*** Exercise data
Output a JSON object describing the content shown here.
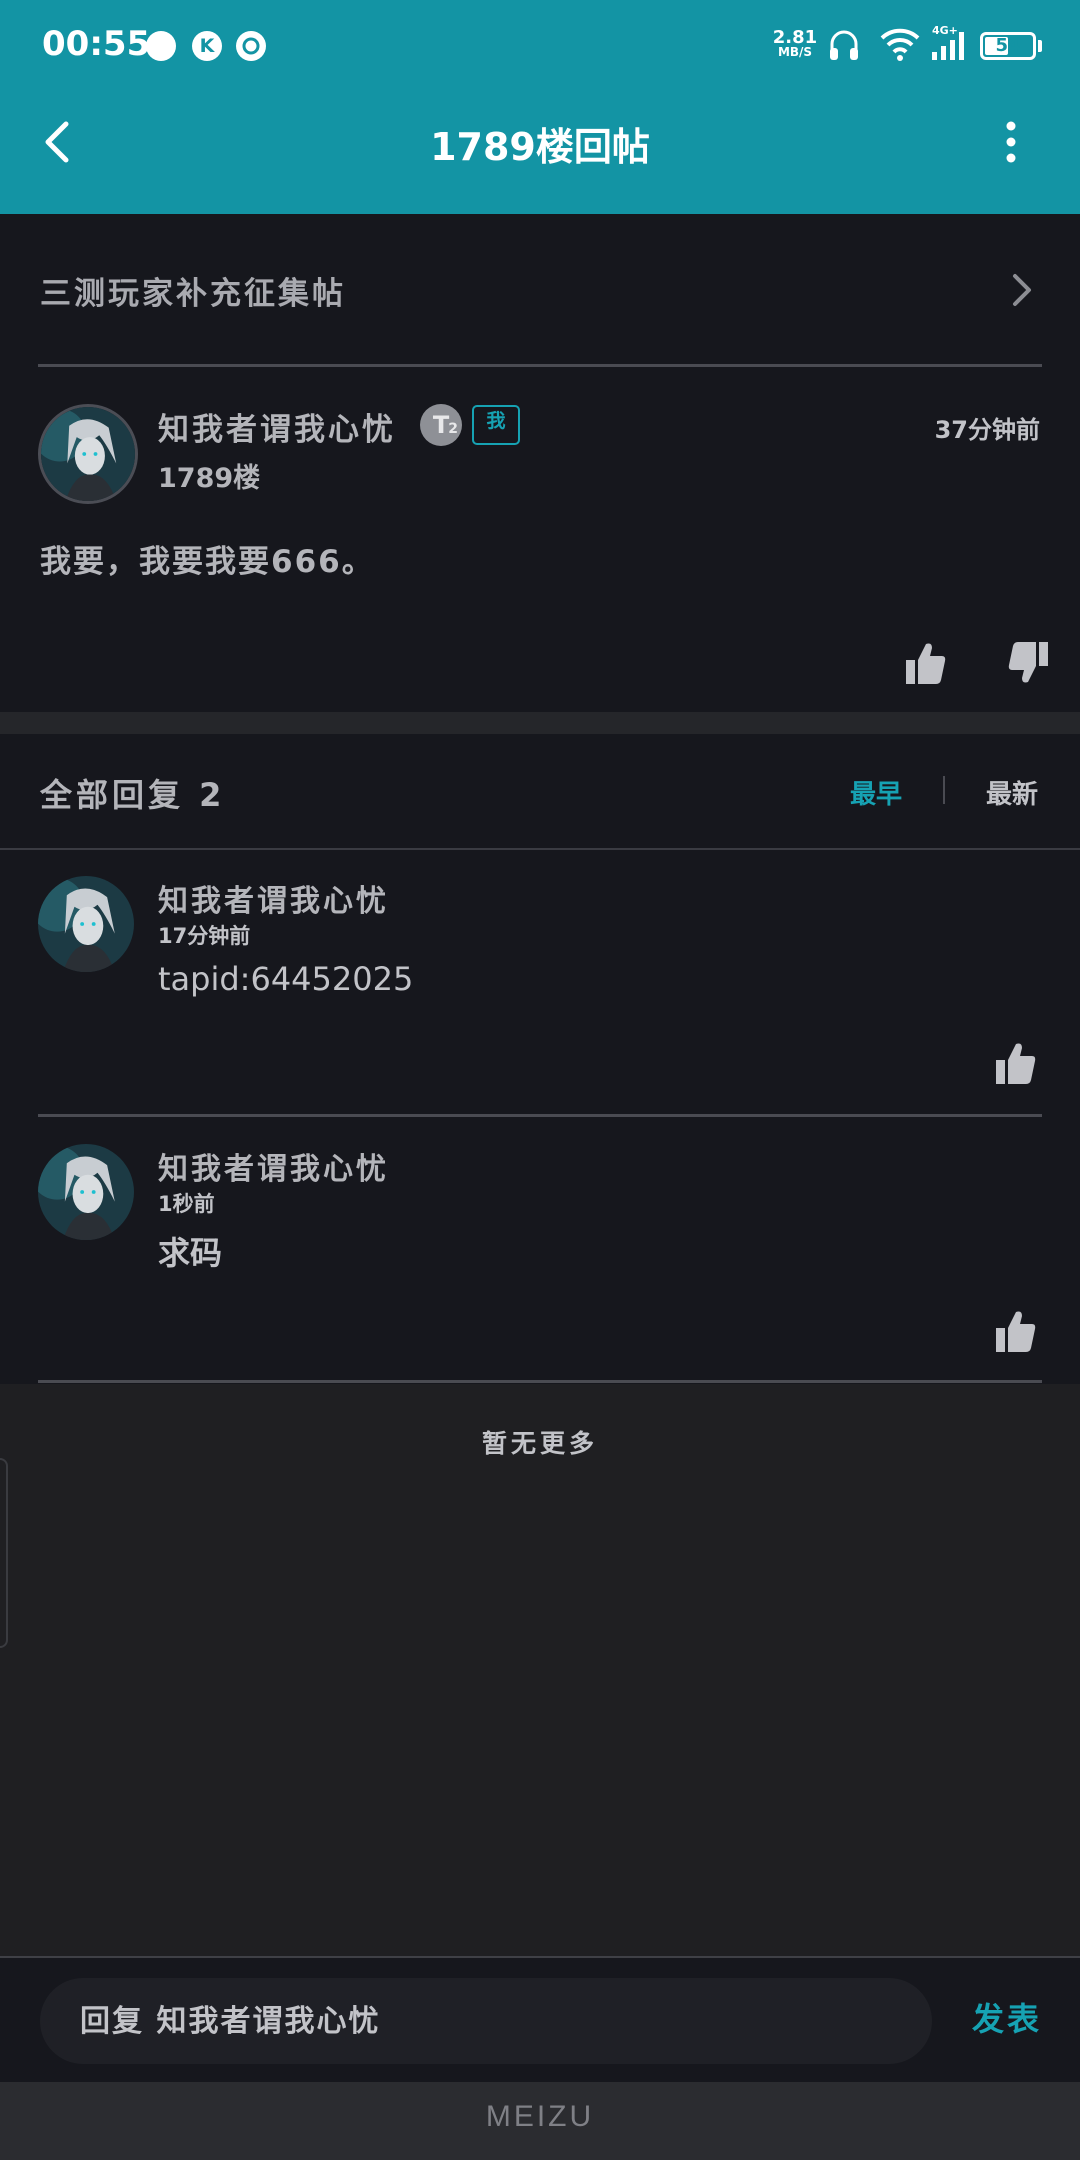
{
  "status_bar": {
    "time": "00:55",
    "notif_k": "K",
    "speed_value": "2.81",
    "speed_unit": "MB/S",
    "network_label": "4G+",
    "battery": "54",
    "battery_fraction": 0.54
  },
  "nav": {
    "title": "1789楼回帖"
  },
  "post": {
    "thread_title": "三测玩家补充征集帖",
    "author": "知我者谓我心忧",
    "level": "T",
    "level_sub": "2",
    "me_tag": "我",
    "time": "37分钟前",
    "floor": "1789楼",
    "content": "我要，我要我要666。"
  },
  "replies": {
    "header": "全部回复 2",
    "sort_earliest": "最早",
    "sort_latest": "最新",
    "items": [
      {
        "author": "知我者谓我心忧",
        "time": "17分钟前",
        "text": "tapid:64452025"
      },
      {
        "author": "知我者谓我心忧",
        "time": "1秒前",
        "text": "求码"
      }
    ],
    "no_more": "暂无更多"
  },
  "composer": {
    "placeholder": "回复 知我者谓我心忧",
    "publish": "发表"
  },
  "brand": "MEIZU",
  "colors": {
    "accent": "#16a2b3",
    "header_bg": "#1394a4",
    "card_bg": "#16171d",
    "page_bg": "#1f1f22"
  },
  "icons": {
    "back": "chevron-left-icon",
    "more": "more-vertical-icon",
    "thread_arrow": "chevron-right-icon",
    "like": "thumbs-up-icon",
    "dislike": "thumbs-down-icon"
  }
}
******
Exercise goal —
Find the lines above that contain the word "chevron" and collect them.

Reply to the exercise —
    "back": "chevron-left-icon",
    "thread_arrow": "chevron-right-icon",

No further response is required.